TASK DETAILS
Work through the material below line by line and say how many lines include the word "image". Only the number, please.

WORKING DATA
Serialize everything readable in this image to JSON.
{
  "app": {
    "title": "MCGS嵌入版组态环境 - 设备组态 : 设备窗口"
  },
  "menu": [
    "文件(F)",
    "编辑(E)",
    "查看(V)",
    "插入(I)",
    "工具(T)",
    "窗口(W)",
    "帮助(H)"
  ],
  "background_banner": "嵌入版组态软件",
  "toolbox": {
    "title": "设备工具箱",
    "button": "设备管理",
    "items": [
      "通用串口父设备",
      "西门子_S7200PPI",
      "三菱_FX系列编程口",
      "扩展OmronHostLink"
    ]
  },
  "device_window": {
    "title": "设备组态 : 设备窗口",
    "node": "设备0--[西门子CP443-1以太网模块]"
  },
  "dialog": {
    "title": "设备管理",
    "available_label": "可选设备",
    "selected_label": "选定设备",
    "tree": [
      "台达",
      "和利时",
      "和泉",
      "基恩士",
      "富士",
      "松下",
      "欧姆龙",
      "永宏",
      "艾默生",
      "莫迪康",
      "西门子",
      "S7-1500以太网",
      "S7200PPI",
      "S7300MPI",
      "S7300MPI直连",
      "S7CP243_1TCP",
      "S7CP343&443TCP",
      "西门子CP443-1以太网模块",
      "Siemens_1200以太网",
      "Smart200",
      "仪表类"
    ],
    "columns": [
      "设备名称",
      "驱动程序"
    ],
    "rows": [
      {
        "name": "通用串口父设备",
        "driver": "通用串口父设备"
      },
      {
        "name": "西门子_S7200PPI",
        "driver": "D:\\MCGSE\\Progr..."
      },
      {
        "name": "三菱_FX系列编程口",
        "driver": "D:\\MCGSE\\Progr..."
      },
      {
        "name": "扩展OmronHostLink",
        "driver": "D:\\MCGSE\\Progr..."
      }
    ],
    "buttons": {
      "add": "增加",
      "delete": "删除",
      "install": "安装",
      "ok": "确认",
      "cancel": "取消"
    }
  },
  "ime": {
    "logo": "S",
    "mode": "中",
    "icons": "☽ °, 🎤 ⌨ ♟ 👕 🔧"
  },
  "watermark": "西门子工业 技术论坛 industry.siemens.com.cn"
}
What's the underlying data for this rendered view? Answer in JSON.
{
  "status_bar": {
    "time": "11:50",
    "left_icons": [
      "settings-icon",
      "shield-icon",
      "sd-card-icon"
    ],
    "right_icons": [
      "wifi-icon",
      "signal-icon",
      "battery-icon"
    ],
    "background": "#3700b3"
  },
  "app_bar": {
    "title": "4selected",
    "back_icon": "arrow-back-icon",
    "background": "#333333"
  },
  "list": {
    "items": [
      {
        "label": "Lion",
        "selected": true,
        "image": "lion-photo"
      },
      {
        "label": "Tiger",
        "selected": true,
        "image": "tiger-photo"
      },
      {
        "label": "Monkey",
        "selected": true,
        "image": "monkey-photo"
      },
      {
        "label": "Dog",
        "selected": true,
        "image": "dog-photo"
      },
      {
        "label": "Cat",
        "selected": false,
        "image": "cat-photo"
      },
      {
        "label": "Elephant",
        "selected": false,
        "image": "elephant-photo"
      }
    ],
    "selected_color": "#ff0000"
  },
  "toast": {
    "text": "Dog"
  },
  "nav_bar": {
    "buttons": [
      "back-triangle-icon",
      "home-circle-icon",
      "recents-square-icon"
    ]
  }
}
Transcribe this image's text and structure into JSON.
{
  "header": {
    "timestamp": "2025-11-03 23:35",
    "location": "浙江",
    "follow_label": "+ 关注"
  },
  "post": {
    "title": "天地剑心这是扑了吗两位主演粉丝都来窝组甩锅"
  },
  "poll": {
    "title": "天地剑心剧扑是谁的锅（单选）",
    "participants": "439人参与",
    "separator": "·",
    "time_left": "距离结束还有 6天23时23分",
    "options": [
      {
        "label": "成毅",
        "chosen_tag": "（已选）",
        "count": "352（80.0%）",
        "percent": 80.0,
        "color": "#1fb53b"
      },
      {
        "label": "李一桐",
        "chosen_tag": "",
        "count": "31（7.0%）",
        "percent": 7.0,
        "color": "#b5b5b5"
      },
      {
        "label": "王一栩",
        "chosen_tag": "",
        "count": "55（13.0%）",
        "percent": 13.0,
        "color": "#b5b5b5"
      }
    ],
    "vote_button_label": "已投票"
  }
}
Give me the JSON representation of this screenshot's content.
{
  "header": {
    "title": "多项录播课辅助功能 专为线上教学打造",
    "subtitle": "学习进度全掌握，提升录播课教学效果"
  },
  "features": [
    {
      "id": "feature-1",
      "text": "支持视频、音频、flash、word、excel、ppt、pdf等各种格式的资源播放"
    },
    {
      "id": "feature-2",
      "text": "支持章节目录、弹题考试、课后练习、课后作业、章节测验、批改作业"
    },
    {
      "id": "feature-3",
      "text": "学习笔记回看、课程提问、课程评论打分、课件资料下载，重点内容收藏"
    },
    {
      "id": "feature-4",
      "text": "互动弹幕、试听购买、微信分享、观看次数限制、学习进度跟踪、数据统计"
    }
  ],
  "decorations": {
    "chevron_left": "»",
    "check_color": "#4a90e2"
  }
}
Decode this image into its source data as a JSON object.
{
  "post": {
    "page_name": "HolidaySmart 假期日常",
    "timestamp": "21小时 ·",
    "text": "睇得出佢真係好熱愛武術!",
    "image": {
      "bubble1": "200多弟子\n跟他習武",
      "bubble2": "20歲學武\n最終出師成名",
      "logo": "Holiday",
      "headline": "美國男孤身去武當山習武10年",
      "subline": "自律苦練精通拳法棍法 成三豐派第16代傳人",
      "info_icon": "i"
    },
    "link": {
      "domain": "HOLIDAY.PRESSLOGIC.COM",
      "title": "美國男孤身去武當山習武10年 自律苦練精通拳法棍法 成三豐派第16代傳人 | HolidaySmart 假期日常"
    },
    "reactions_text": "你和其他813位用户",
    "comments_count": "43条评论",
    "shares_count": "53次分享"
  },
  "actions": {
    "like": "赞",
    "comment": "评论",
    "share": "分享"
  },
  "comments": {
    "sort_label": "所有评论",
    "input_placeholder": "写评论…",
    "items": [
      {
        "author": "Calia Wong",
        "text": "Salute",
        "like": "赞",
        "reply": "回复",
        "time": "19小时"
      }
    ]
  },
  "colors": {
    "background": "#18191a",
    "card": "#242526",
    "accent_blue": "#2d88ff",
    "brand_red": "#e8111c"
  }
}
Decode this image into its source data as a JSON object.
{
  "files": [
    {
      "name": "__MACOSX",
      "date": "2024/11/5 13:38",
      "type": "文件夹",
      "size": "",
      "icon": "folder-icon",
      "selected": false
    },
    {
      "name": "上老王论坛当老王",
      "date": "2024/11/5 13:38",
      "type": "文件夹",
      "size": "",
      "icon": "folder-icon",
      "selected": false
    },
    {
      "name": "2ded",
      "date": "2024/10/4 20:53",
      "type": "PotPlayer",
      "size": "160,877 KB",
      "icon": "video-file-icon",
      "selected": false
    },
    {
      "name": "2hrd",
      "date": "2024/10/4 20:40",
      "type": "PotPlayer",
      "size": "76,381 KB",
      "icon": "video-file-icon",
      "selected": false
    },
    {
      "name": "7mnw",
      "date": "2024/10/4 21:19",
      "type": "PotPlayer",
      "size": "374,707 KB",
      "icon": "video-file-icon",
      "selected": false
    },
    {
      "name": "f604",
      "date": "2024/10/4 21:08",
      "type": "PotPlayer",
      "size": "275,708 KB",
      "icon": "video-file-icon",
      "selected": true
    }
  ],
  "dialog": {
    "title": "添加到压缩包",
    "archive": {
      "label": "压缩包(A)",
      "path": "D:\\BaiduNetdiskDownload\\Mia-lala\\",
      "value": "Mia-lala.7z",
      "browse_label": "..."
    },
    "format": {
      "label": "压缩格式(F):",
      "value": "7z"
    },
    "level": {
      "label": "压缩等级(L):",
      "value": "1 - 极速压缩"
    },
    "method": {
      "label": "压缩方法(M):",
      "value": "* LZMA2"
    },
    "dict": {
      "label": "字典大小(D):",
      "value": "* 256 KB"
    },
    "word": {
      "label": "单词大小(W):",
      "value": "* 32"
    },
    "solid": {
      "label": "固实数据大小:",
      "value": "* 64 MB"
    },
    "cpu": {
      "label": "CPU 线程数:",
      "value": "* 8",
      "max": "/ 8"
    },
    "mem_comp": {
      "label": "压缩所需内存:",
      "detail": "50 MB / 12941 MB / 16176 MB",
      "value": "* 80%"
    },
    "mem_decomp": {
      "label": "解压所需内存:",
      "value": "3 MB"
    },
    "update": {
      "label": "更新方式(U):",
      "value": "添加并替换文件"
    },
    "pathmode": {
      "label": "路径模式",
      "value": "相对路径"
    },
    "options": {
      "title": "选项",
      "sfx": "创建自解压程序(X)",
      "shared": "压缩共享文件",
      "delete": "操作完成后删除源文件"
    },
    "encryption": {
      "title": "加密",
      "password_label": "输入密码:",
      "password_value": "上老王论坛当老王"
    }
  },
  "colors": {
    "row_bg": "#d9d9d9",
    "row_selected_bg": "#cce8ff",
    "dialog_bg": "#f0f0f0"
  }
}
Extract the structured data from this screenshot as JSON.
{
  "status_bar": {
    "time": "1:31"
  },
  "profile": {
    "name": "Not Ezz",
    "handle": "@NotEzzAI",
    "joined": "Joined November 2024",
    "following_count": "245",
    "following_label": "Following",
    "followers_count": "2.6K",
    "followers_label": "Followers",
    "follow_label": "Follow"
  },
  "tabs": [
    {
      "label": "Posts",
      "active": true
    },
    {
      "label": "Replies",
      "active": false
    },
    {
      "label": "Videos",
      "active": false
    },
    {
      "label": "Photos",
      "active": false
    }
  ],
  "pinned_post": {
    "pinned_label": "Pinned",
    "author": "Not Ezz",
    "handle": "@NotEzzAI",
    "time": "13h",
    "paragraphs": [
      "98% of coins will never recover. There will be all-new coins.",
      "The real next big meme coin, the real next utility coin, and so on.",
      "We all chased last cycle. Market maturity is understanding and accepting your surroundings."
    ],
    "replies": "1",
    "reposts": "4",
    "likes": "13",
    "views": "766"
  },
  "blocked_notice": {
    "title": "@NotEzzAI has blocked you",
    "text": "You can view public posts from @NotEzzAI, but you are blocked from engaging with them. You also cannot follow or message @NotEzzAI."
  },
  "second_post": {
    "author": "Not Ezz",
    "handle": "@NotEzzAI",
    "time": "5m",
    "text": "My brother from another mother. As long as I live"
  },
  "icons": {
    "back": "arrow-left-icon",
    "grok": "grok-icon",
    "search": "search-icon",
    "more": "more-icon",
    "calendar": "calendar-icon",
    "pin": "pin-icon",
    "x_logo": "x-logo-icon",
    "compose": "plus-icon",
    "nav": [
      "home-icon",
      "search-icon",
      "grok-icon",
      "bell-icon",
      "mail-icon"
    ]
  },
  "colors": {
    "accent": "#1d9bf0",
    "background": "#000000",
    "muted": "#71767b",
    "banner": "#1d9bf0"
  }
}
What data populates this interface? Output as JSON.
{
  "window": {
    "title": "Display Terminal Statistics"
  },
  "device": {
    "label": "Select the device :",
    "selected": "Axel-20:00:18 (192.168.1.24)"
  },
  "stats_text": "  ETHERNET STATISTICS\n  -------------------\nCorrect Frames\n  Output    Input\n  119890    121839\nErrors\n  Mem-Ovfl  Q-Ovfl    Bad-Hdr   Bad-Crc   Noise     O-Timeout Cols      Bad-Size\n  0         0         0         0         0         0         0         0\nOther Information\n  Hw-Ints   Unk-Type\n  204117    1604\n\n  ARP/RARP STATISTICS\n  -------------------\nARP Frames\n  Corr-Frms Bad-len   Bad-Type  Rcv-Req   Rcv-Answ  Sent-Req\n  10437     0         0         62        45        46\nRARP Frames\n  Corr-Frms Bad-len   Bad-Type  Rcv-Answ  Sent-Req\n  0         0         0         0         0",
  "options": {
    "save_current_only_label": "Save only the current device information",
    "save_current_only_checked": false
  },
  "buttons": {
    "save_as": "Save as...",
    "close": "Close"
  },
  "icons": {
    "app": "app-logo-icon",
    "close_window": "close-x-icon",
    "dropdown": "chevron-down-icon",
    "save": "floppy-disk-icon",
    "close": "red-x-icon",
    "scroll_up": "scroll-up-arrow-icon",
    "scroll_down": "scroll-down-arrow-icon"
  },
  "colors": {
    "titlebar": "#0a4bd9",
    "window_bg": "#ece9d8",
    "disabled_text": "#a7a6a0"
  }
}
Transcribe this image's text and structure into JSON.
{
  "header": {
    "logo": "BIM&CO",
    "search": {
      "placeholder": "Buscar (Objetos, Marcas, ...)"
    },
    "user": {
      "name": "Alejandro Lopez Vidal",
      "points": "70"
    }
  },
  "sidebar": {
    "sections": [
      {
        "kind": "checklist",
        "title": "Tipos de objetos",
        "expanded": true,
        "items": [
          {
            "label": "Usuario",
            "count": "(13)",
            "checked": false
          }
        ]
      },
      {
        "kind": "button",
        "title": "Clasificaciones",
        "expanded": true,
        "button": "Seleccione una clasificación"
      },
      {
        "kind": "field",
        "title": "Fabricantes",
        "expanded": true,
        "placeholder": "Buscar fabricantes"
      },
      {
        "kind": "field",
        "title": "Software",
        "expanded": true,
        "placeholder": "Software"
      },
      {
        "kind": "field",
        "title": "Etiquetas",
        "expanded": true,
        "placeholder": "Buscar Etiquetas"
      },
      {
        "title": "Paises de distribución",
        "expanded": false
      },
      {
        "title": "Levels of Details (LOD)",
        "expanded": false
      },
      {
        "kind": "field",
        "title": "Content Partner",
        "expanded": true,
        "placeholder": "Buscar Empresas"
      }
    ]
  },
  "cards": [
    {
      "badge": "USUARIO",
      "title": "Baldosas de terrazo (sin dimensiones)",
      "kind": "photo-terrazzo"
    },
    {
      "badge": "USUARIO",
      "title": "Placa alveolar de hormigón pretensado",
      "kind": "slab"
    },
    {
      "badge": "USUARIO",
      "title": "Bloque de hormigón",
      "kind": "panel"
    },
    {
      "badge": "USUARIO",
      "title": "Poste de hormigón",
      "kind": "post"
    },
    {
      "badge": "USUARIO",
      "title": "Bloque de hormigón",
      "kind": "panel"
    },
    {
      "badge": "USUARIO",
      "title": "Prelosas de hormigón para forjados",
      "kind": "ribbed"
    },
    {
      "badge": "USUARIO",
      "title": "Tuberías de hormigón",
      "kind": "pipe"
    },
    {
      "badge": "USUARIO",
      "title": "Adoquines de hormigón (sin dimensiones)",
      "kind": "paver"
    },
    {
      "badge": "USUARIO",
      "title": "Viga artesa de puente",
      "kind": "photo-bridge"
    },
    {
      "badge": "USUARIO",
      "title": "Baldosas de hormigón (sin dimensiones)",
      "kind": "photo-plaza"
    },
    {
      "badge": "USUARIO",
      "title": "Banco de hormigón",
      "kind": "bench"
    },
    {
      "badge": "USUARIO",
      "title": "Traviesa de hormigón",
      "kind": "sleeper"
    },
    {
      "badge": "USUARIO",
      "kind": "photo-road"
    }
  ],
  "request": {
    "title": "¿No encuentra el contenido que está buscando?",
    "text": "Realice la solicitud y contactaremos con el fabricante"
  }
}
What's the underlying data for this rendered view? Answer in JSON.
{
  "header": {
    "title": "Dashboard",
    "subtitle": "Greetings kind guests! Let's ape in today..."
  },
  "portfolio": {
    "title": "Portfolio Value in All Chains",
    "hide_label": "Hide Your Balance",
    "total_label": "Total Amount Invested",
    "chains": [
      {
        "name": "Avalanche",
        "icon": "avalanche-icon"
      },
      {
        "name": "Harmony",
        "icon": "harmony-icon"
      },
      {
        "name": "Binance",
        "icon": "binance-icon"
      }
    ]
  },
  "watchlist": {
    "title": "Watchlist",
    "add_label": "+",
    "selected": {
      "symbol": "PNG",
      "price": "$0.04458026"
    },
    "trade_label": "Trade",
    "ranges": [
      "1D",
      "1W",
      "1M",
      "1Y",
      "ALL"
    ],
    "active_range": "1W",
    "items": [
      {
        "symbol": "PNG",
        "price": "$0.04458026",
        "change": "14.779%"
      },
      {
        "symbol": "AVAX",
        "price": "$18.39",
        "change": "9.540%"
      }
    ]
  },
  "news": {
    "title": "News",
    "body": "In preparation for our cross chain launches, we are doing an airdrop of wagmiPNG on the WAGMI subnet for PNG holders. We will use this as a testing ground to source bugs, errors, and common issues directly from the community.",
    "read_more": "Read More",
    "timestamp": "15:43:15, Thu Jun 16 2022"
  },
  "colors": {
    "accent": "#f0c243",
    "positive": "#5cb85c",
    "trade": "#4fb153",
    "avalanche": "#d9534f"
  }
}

EXERCISE RESULT
12